▶ [PROMPT] Everything in the records below except the images should be output exactly as written.

▶ [INFORMATION]
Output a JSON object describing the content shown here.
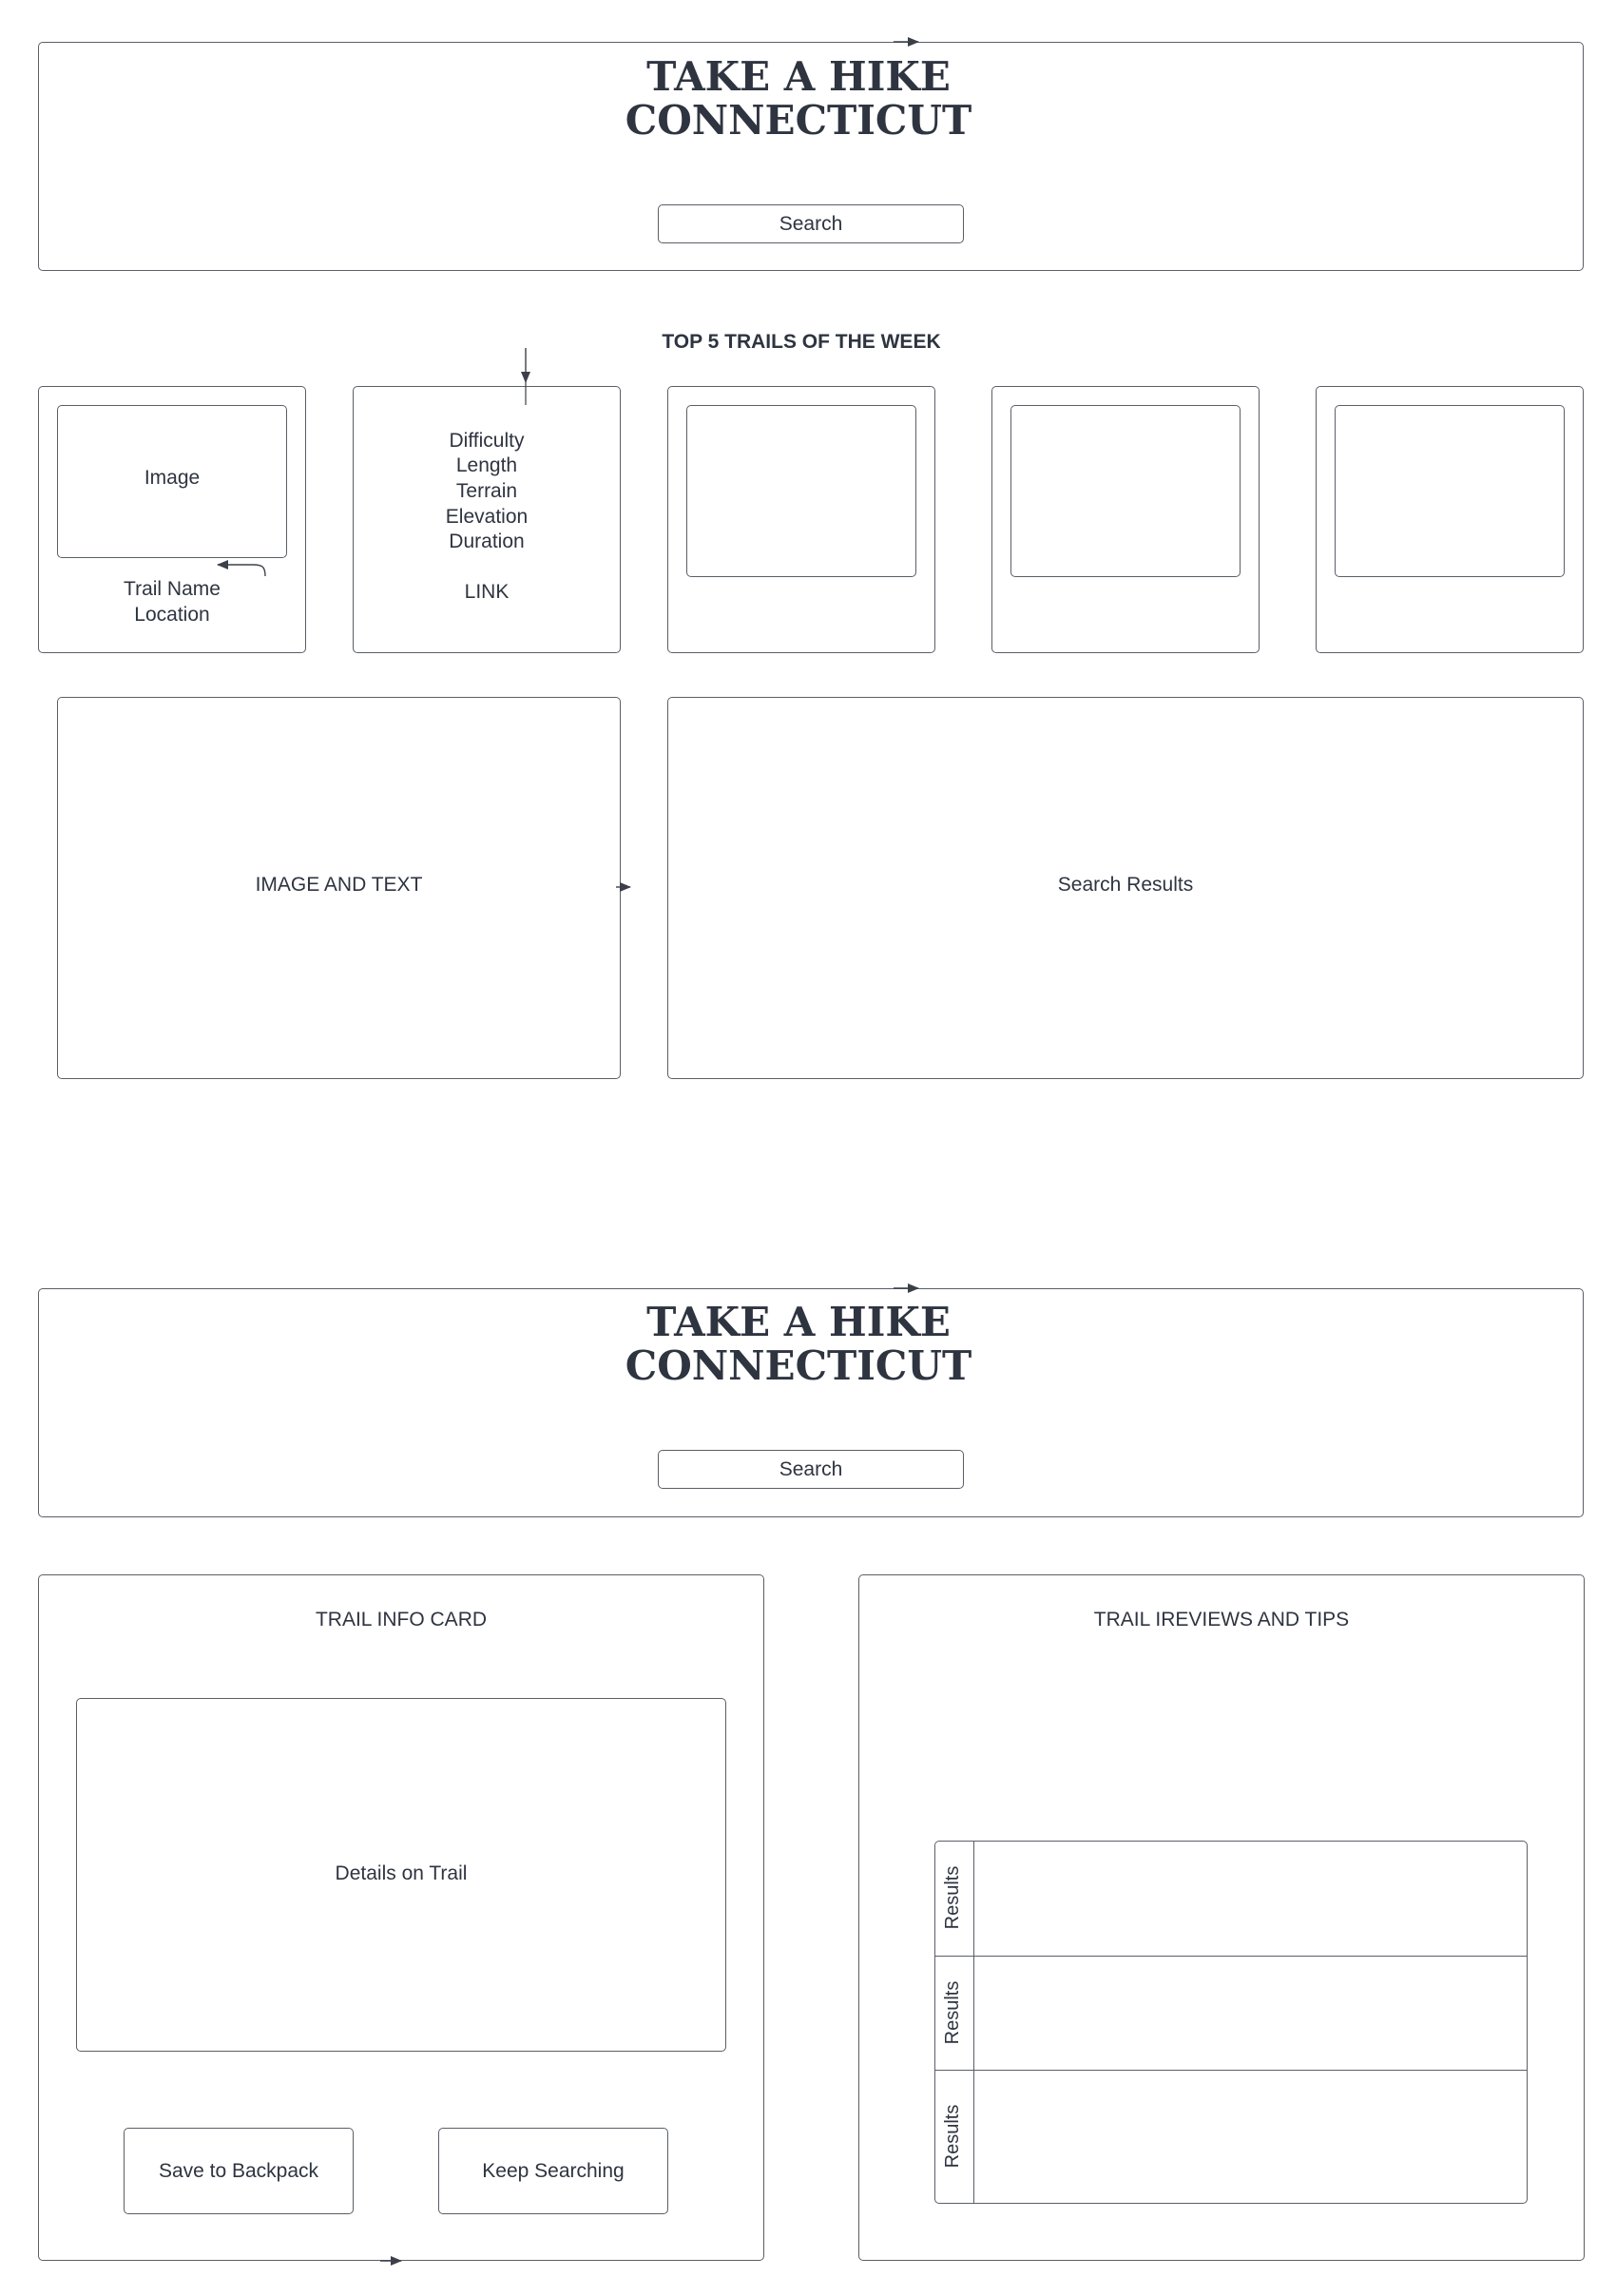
{
  "wireframe_1": {
    "header": {
      "title_line1": "TAKE A HIKE",
      "title_line2": "CONNECTICUT",
      "search_label": "Search"
    },
    "section_heading": "TOP 5 TRAILS OF THE WEEK",
    "card_1": {
      "image_label": "Image",
      "name_label": "Trail Name",
      "location_label": "Location"
    },
    "card_2": {
      "details": [
        "Difficulty",
        "Length",
        "Terrain",
        "Elevation",
        "Duration"
      ],
      "link_label": "LINK"
    },
    "image_and_text_label": "IMAGE AND TEXT",
    "search_results_label": "Search Results"
  },
  "wireframe_2": {
    "header": {
      "title_line1": "TAKE A HIKE",
      "title_line2": "CONNECTICUT",
      "search_label": "Search"
    },
    "trail_info": {
      "title": "TRAIL INFO CARD",
      "details_label": "Details on Trail",
      "save_button": "Save to Backpack",
      "keep_searching_button": "Keep Searching"
    },
    "reviews": {
      "title": "TRAIL IREVIEWS AND TIPS",
      "rows": [
        {
          "label": "Results"
        },
        {
          "label": "Results"
        },
        {
          "label": "Results"
        }
      ]
    }
  },
  "colors": {
    "stroke": "#5a5f66",
    "text": "#2e3440",
    "background": "#ffffff"
  }
}
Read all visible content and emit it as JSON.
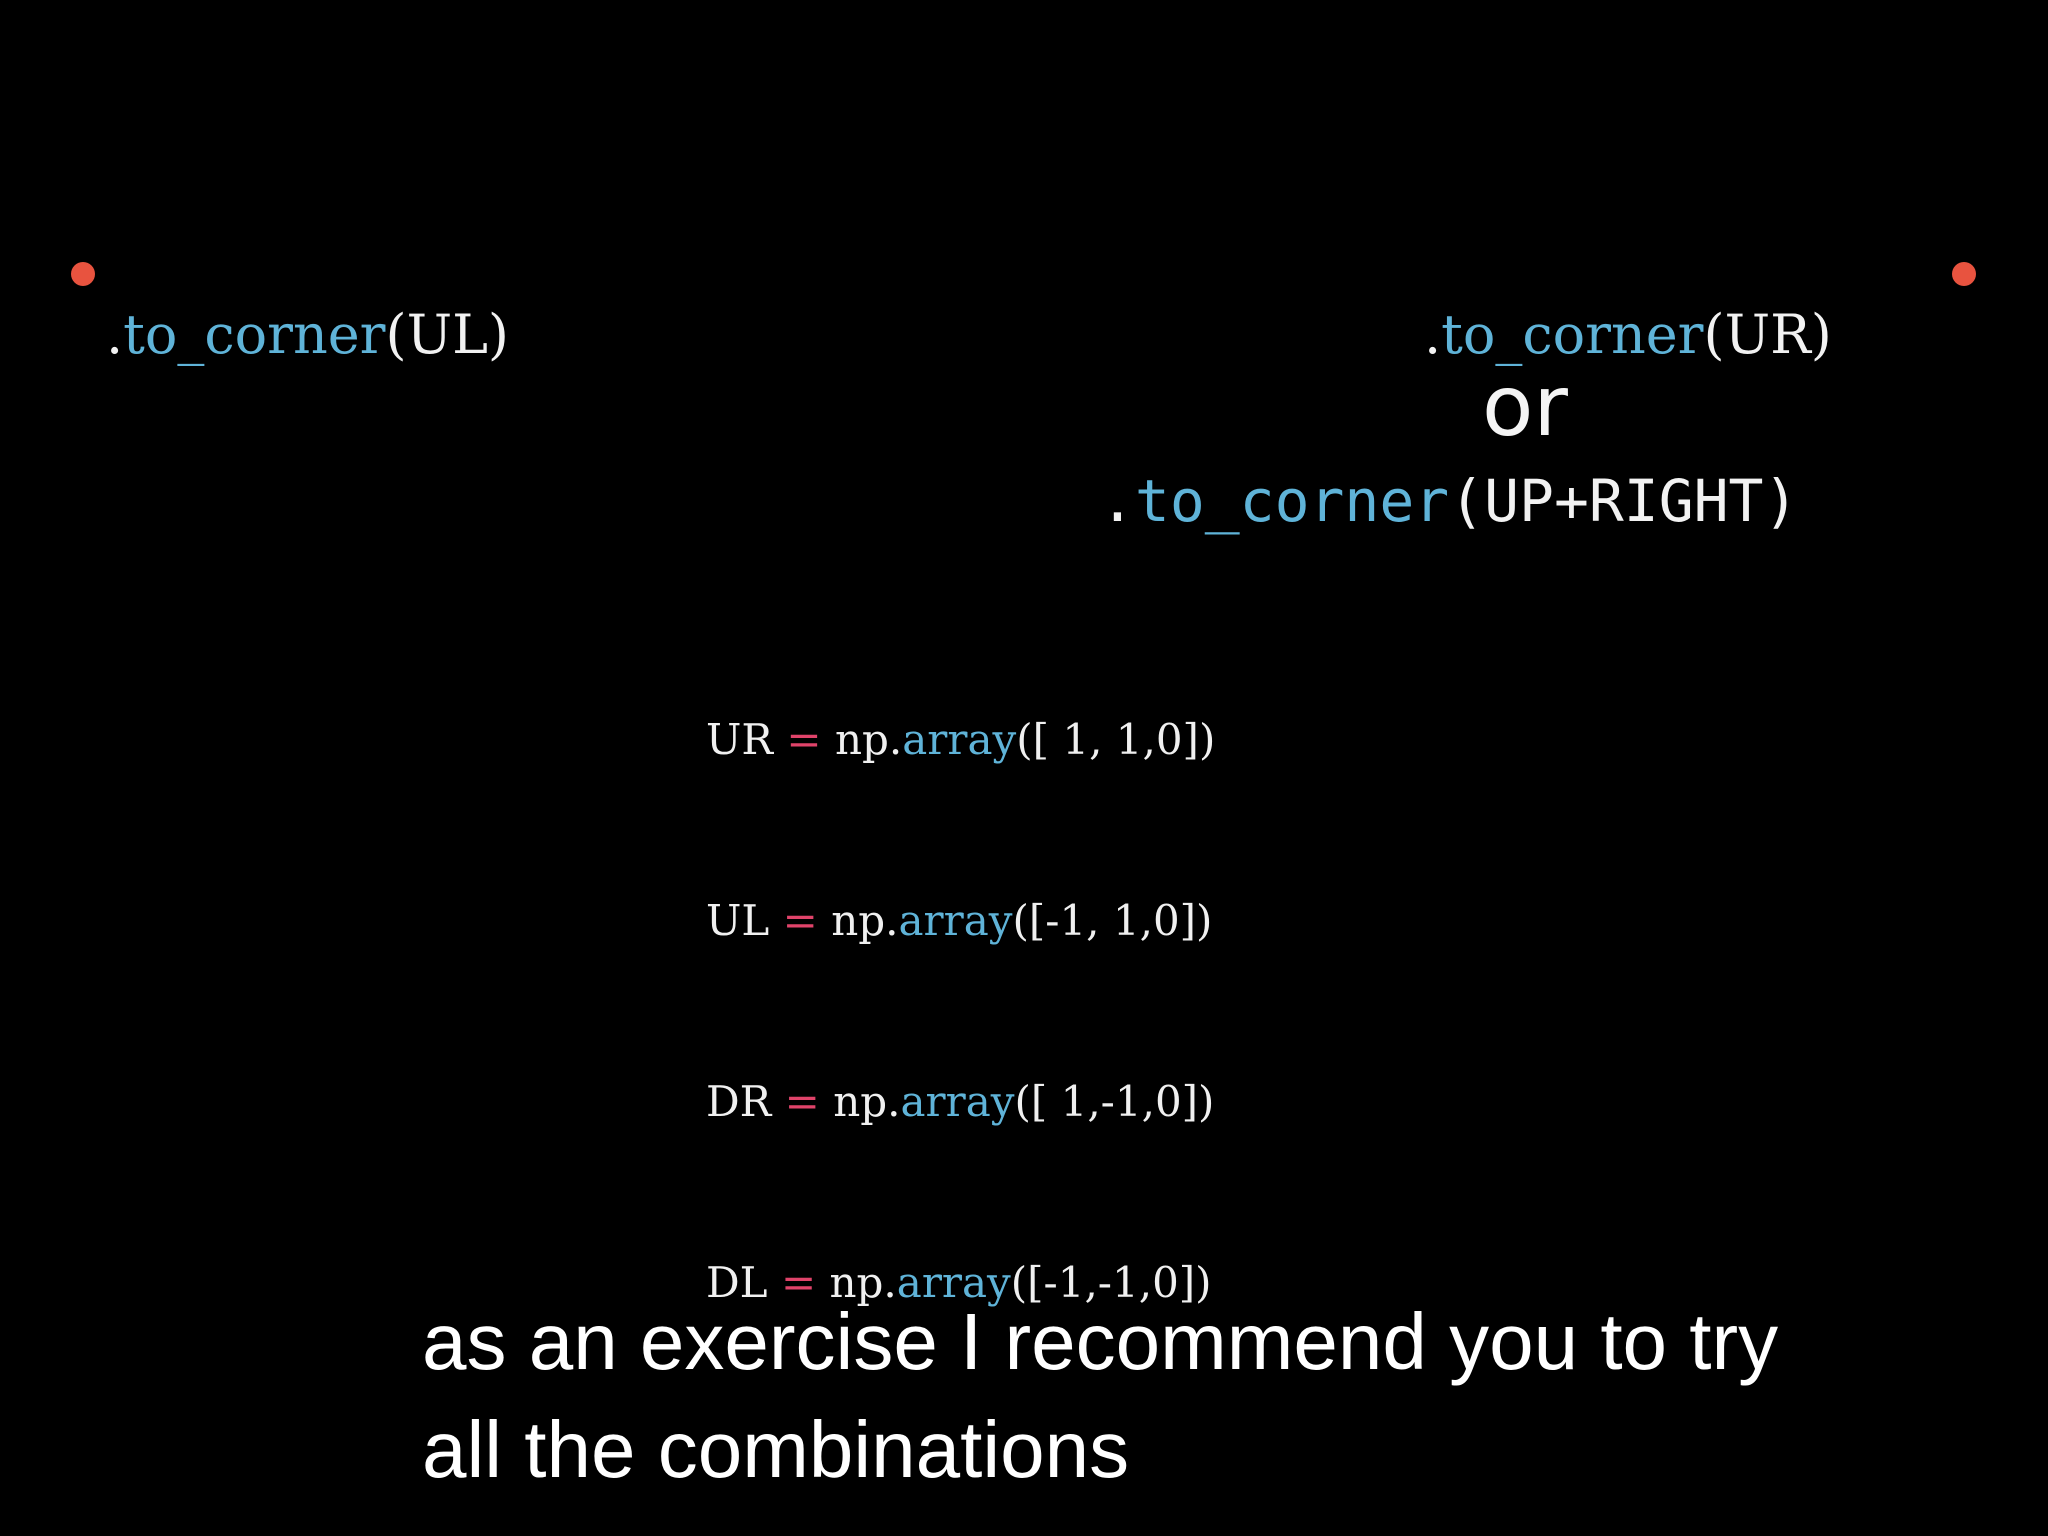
{
  "colors": {
    "background": "#000000",
    "dot": "#e8533f",
    "function_name": "#5fb3d8",
    "operator": "#e0436a",
    "text": "#f2f2f2"
  },
  "left_call": {
    "prefix": ".",
    "fn": "to_corner",
    "args": "(UL)"
  },
  "right_call": {
    "prefix": ".",
    "fn": "to_corner",
    "args": "(UR)"
  },
  "or_word": "or",
  "alt_call": {
    "prefix": ".",
    "fn": "to_corner",
    "args": "(UP+RIGHT)"
  },
  "code_lines": [
    {
      "name": "UR",
      "eq": "=",
      "pre": "np.",
      "fn": "array",
      "args": "([ 1, 1,0])"
    },
    {
      "name": "UL",
      "eq": "=",
      "pre": "np.",
      "fn": "array",
      "args": "([-1, 1,0])"
    },
    {
      "name": "DR",
      "eq": "=",
      "pre": "np.",
      "fn": "array",
      "args": "([ 1,-1,0])"
    },
    {
      "name": "DL",
      "eq": "=",
      "pre": "np.",
      "fn": "array",
      "args": "([-1,-1,0])"
    }
  ],
  "subtitle": {
    "line1": "as an exercise I recommend you to try",
    "line2": "all the combinations"
  }
}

▶ [ANSWER TO THE EXERCISE]
Output a JSON object describing the content shown here.
{
  "wireframe_1": {
    "header": {
      "title_line1": "TAKE A HIKE",
      "title_line2": "CONNECTICUT",
      "search_label": "Search"
    },
    "section_heading": "TOP 5 TRAILS OF THE WEEK",
    "card_1": {
      "image_label": "Image",
      "name_label": "Trail Name",
      "location_label": "Location"
    },
    "card_2": {
      "details": [
        "Difficulty",
        "Length",
        "Terrain",
        "Elevation",
        "Duration"
      ],
      "link_label": "LINK"
    },
    "image_and_text_label": "IMAGE AND TEXT",
    "search_results_label": "Search Results"
  },
  "wireframe_2": {
    "header": {
      "title_line1": "TAKE A HIKE",
      "title_line2": "CONNECTICUT",
      "search_label": "Search"
    },
    "trail_info": {
      "title": "TRAIL INFO CARD",
      "details_label": "Details on Trail",
      "save_button": "Save to Backpack",
      "keep_searching_button": "Keep Searching"
    },
    "reviews": {
      "title": "TRAIL IREVIEWS AND TIPS",
      "rows": [
        {
          "label": "Results"
        },
        {
          "label": "Results"
        },
        {
          "label": "Results"
        }
      ]
    }
  },
  "colors": {
    "stroke": "#5a5f66",
    "text": "#2e3440",
    "background": "#ffffff"
  }
}
Read all visible content and emit it as JSON.
{
  "colors": {
    "background": "#000000",
    "dot": "#e8533f",
    "function_name": "#5fb3d8",
    "operator": "#e0436a",
    "text": "#f2f2f2"
  },
  "left_call": {
    "prefix": ".",
    "fn": "to_corner",
    "args": "(UL)"
  },
  "right_call": {
    "prefix": ".",
    "fn": "to_corner",
    "args": "(UR)"
  },
  "or_word": "or",
  "alt_call": {
    "prefix": ".",
    "fn": "to_corner",
    "args": "(UP+RIGHT)"
  },
  "code_lines": [
    {
      "name": "UR",
      "eq": "=",
      "pre": "np.",
      "fn": "array",
      "args": "([ 1, 1,0])"
    },
    {
      "name": "UL",
      "eq": "=",
      "pre": "np.",
      "fn": "array",
      "args": "([-1, 1,0])"
    },
    {
      "name": "DR",
      "eq": "=",
      "pre": "np.",
      "fn": "array",
      "args": "([ 1,-1,0])"
    },
    {
      "name": "DL",
      "eq": "=",
      "pre": "np.",
      "fn": "array",
      "args": "([-1,-1,0])"
    }
  ],
  "subtitle": {
    "line1": "as an exercise I recommend you to try",
    "line2": "all the combinations"
  }
}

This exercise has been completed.